▶ Directions: Apart from any images, the entries are to be output exactly.

▶ The input:
|---|

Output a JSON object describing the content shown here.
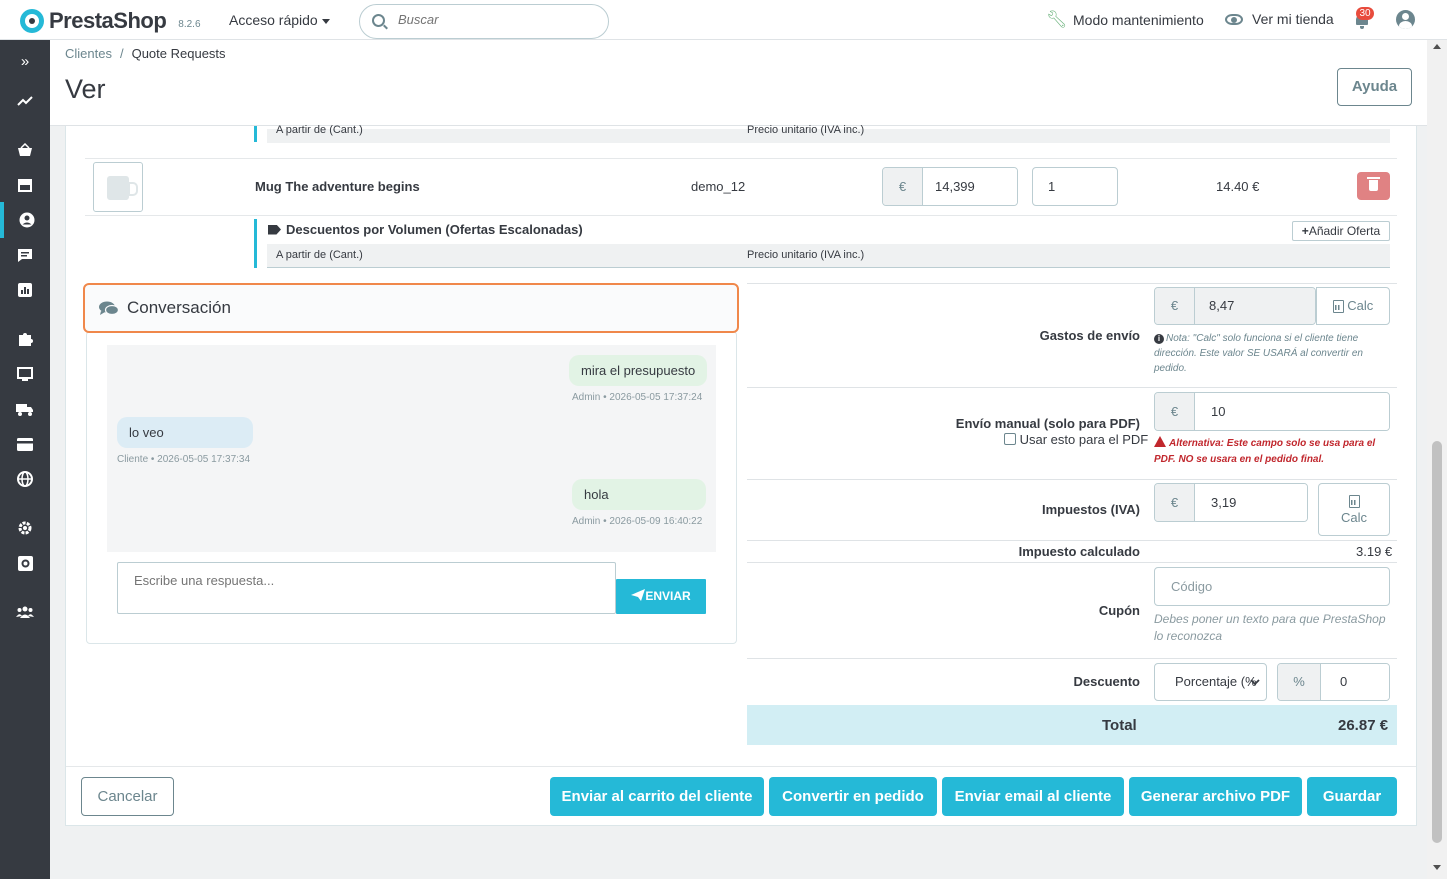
{
  "app": {
    "name": "PrestaShop",
    "version": "8.2.6",
    "quick_access": "Acceso rápido",
    "search_placeholder": "Buscar",
    "maintenance": "Modo mantenimiento",
    "view_shop": "Ver mi tienda",
    "notifications_count": "30"
  },
  "breadcrumb": {
    "parent": "Clientes",
    "separator": "/",
    "current": "Quote Requests"
  },
  "page": {
    "title": "Ver",
    "help_label": "Ayuda"
  },
  "tier_headers": {
    "from_qty": "A partir de (Cant.)",
    "unit_price": "Precio unitario (IVA inc.)"
  },
  "product": {
    "name": "Mug The adventure begins",
    "reference": "demo_12",
    "currency": "€",
    "price": "14,399",
    "quantity": "1",
    "row_total": "14.40 €"
  },
  "volume_discounts": {
    "title": "Descuentos por Volumen (Ofertas Escalonadas)",
    "add_offer": "Añadir Oferta"
  },
  "conversation": {
    "title": "Conversación",
    "messages": [
      {
        "text": "mira el presupuesto",
        "meta": "Admin • 2026-05-05 17:37:24",
        "from": "admin"
      },
      {
        "text": "lo veo",
        "meta": "Cliente • 2026-05-05 17:37:34",
        "from": "client"
      },
      {
        "text": "hola",
        "meta": "Admin • 2026-05-09 16:40:22",
        "from": "admin"
      }
    ],
    "reply_placeholder": "Escribe una respuesta...",
    "send_label": "ENVIAR"
  },
  "totals": {
    "shipping": {
      "label": "Gastos de envío",
      "currency": "€",
      "value": "8,47",
      "calc": "Calc",
      "note": "Nota: \"Calc\" solo funciona si el cliente tiene dirección. Este valor SE USARÁ al convertir en pedido."
    },
    "manual_shipping": {
      "label": "Envío manual (solo para PDF)",
      "checkbox_label": "Usar esto para el PDF",
      "currency": "€",
      "value": "10",
      "warning": "Alternativa: Este campo solo se usa para el PDF. NO se usara en el pedido final."
    },
    "taxes": {
      "label": "Impuestos (IVA)",
      "currency": "€",
      "value": "3,19",
      "calc": "Calc"
    },
    "computed_tax": {
      "label": "Impuesto calculado",
      "value": "3.19 €"
    },
    "coupon": {
      "label": "Cupón",
      "placeholder": "Código",
      "hint": "Debes poner un texto para que PrestaShop lo reconozca"
    },
    "discount": {
      "label": "Descuento",
      "type": "Porcentaje (%",
      "symbol": "%",
      "value": "0"
    },
    "total": {
      "label": "Total",
      "value": "26.87 €"
    }
  },
  "footer": {
    "cancel": "Cancelar",
    "send_to_cart": "Enviar al carrito del cliente",
    "convert": "Convertir en pedido",
    "email": "Enviar email al cliente",
    "pdf": "Generar archivo PDF",
    "save": "Guardar"
  },
  "colors": {
    "primary": "#25b9d7",
    "sidebar": "#363a41",
    "danger": "#e08283",
    "highlight": "#f0884b",
    "total_bg": "#d2eef4"
  }
}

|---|

▶ The answer:
Output a JSON object describing the content shown here.
{
  "app": {
    "name": "PrestaShop",
    "version": "8.2.6",
    "quick_access": "Acceso rápido",
    "search_placeholder": "Buscar",
    "maintenance": "Modo mantenimiento",
    "view_shop": "Ver mi tienda",
    "notifications_count": "30"
  },
  "breadcrumb": {
    "parent": "Clientes",
    "separator": "/",
    "current": "Quote Requests"
  },
  "page": {
    "title": "Ver",
    "help_label": "Ayuda"
  },
  "tier_headers": {
    "from_qty": "A partir de (Cant.)",
    "unit_price": "Precio unitario (IVA inc.)"
  },
  "product": {
    "name": "Mug The adventure begins",
    "reference": "demo_12",
    "currency": "€",
    "price": "14,399",
    "quantity": "1",
    "row_total": "14.40 €"
  },
  "volume_discounts": {
    "title": "Descuentos por Volumen (Ofertas Escalonadas)",
    "add_offer": "Añadir Oferta"
  },
  "conversation": {
    "title": "Conversación",
    "messages": [
      {
        "text": "mira el presupuesto",
        "meta": "Admin • 2026-05-05 17:37:24",
        "from": "admin"
      },
      {
        "text": "lo veo",
        "meta": "Cliente • 2026-05-05 17:37:34",
        "from": "client"
      },
      {
        "text": "hola",
        "meta": "Admin • 2026-05-09 16:40:22",
        "from": "admin"
      }
    ],
    "reply_placeholder": "Escribe una respuesta...",
    "send_label": "ENVIAR"
  },
  "totals": {
    "shipping": {
      "label": "Gastos de envío",
      "currency": "€",
      "value": "8,47",
      "calc": "Calc",
      "note": "Nota: \"Calc\" solo funciona si el cliente tiene dirección. Este valor SE USARÁ al convertir en pedido."
    },
    "manual_shipping": {
      "label": "Envío manual (solo para PDF)",
      "checkbox_label": "Usar esto para el PDF",
      "currency": "€",
      "value": "10",
      "warning": "Alternativa: Este campo solo se usa para el PDF. NO se usara en el pedido final."
    },
    "taxes": {
      "label": "Impuestos (IVA)",
      "currency": "€",
      "value": "3,19",
      "calc": "Calc"
    },
    "computed_tax": {
      "label": "Impuesto calculado",
      "value": "3.19 €"
    },
    "coupon": {
      "label": "Cupón",
      "placeholder": "Código",
      "hint": "Debes poner un texto para que PrestaShop lo reconozca"
    },
    "discount": {
      "label": "Descuento",
      "type": "Porcentaje (%",
      "symbol": "%",
      "value": "0"
    },
    "total": {
      "label": "Total",
      "value": "26.87 €"
    }
  },
  "footer": {
    "cancel": "Cancelar",
    "send_to_cart": "Enviar al carrito del cliente",
    "convert": "Convertir en pedido",
    "email": "Enviar email al cliente",
    "pdf": "Generar archivo PDF",
    "save": "Guardar"
  },
  "colors": {
    "primary": "#25b9d7",
    "sidebar": "#363a41",
    "danger": "#e08283",
    "highlight": "#f0884b",
    "total_bg": "#d2eef4"
  }
}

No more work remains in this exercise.